105 group participants (aged 7-16years) that attended the group programme between 2011 and April 2014 were available for baseline analysis; 90 were available for week-10 assessments with 35 assessed at 12-months.

BMI z-score improved between baseline and 12-months (+2.47±0.02 to +2.33±0.04, p=<0.004). Waist circumference, fasting insulin, total cholesterol and HDL were reduced at 12 months but did not reach significance.

At baseline no dietary targets were being met.
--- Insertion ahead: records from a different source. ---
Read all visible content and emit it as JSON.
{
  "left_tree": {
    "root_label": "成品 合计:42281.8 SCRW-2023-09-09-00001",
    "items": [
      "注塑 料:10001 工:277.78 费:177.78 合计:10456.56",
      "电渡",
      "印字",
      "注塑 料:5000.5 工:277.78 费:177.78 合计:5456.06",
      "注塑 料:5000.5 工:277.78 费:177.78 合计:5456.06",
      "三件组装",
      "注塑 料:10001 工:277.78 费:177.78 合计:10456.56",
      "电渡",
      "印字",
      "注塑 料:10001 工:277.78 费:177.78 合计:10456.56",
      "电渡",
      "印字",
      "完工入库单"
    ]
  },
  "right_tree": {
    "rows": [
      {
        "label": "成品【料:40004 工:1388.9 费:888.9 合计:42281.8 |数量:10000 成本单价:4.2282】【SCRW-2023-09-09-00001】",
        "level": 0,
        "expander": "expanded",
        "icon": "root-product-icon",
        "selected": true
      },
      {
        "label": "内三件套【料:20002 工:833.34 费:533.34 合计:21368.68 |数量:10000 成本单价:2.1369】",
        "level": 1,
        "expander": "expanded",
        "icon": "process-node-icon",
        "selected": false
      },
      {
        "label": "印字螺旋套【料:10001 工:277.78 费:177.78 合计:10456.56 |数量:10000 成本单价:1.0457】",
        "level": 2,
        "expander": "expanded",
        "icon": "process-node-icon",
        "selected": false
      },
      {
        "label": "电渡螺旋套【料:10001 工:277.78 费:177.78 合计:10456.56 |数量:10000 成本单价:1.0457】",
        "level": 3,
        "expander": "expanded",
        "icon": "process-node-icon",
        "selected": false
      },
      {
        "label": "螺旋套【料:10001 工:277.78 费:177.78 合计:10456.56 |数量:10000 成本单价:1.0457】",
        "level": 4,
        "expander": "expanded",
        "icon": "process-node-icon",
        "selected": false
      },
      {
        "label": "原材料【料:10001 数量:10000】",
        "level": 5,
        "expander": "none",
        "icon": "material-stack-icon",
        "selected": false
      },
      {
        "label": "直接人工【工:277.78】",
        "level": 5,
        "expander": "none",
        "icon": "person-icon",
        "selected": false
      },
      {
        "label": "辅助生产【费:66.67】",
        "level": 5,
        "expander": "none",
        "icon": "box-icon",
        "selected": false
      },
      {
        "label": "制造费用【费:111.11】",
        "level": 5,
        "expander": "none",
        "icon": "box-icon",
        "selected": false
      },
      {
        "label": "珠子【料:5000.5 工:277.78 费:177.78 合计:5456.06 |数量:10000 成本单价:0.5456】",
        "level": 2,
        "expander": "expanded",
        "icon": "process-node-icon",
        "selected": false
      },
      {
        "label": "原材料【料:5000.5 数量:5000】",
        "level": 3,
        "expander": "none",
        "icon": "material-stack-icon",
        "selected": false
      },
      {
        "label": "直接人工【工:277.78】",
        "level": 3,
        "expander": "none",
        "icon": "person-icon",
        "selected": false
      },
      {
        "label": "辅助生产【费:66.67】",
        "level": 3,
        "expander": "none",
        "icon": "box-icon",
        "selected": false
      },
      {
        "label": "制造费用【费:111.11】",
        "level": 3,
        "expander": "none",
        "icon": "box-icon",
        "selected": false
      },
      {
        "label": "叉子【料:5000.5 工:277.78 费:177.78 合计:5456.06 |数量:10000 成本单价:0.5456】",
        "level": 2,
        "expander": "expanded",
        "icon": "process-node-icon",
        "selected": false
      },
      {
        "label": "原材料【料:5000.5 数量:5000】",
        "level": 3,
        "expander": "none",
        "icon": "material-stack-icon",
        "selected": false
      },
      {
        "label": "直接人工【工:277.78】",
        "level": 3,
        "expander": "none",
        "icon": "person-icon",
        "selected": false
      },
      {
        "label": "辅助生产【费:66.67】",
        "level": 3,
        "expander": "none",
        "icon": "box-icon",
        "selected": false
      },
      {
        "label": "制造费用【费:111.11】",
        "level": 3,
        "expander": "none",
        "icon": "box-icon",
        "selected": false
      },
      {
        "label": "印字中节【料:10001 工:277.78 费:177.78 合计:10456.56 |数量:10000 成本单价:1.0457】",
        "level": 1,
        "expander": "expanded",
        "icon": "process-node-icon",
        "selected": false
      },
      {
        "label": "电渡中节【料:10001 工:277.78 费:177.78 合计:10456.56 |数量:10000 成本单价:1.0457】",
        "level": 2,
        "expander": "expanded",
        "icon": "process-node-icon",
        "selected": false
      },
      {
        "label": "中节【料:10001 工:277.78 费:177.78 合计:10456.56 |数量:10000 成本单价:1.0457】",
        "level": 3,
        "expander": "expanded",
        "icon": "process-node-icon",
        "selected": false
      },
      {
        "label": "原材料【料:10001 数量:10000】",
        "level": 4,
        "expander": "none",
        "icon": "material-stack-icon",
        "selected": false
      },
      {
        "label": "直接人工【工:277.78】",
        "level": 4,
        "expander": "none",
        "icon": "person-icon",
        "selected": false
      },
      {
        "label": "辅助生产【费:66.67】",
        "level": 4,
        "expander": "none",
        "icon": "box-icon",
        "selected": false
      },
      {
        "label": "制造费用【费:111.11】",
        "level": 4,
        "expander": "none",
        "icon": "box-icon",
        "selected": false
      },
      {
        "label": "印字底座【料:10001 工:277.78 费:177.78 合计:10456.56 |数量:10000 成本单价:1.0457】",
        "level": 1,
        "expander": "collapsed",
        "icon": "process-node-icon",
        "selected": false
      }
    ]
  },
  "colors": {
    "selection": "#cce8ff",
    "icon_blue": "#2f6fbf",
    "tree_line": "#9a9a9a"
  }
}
At week-10, Fruit-Veg achieved the target score of 14 (p=0.418). Sweetened-Beverages and Non-core-foods exceeded recommended targets of below 1 and 2 (0.5±0.1, p<0.001; 0.9±0.1, p=<0.001, respectively).

Between baseline and week 10, improvements occurred in consumption of Fruit-Veg (12.2±0.5 vs 13.6±0.5, p=0.044), sweetened beverages (0.9±0.1 vs 0.5±0.1, p=0.021) and non-core-foods (1.6±0.1, 0.9±0.1, p<0.001). Improvements were maintained at 12 months for fat from dairy (1.6±0.2 vs 0.8±0.2, p=0.005), sweetened-beverages (0.9±0.1 vs 0.4±0.1, p=0.044) and non-core-foods (1.6±0.1 vs 1.0±0.1, p=0.004) but not for fruit-veg (12.2±0.5 vs 10.9±1.2, p=0.226).

At week-10, Fruit-Veg intake was significantly higher for those who achieved ≥5% BMI z-score loss vs those who maintained or gained ≤5% BMI z-score (15.5±0.7 vs 12.7±0.6, p=0.009).

The multidisciplinary obesity program is successful at improving dietary patterns and BMI z-scores at 10-weeks, with continued benefits extending through to 12 months.

  1. National Health and Medical Research Council 2013, Clinical Practice Guidelines for the Management of Overweight and Obesity in Children and Adolescents, Department of Health and Ageing, Australia.
  2. A Magarey, R Golley, N Spurrier, E Goodwin & F Ong. Reliability and Validity of the Children's Dietary Questionnaire; A new tool to measure childrens dietary patterns.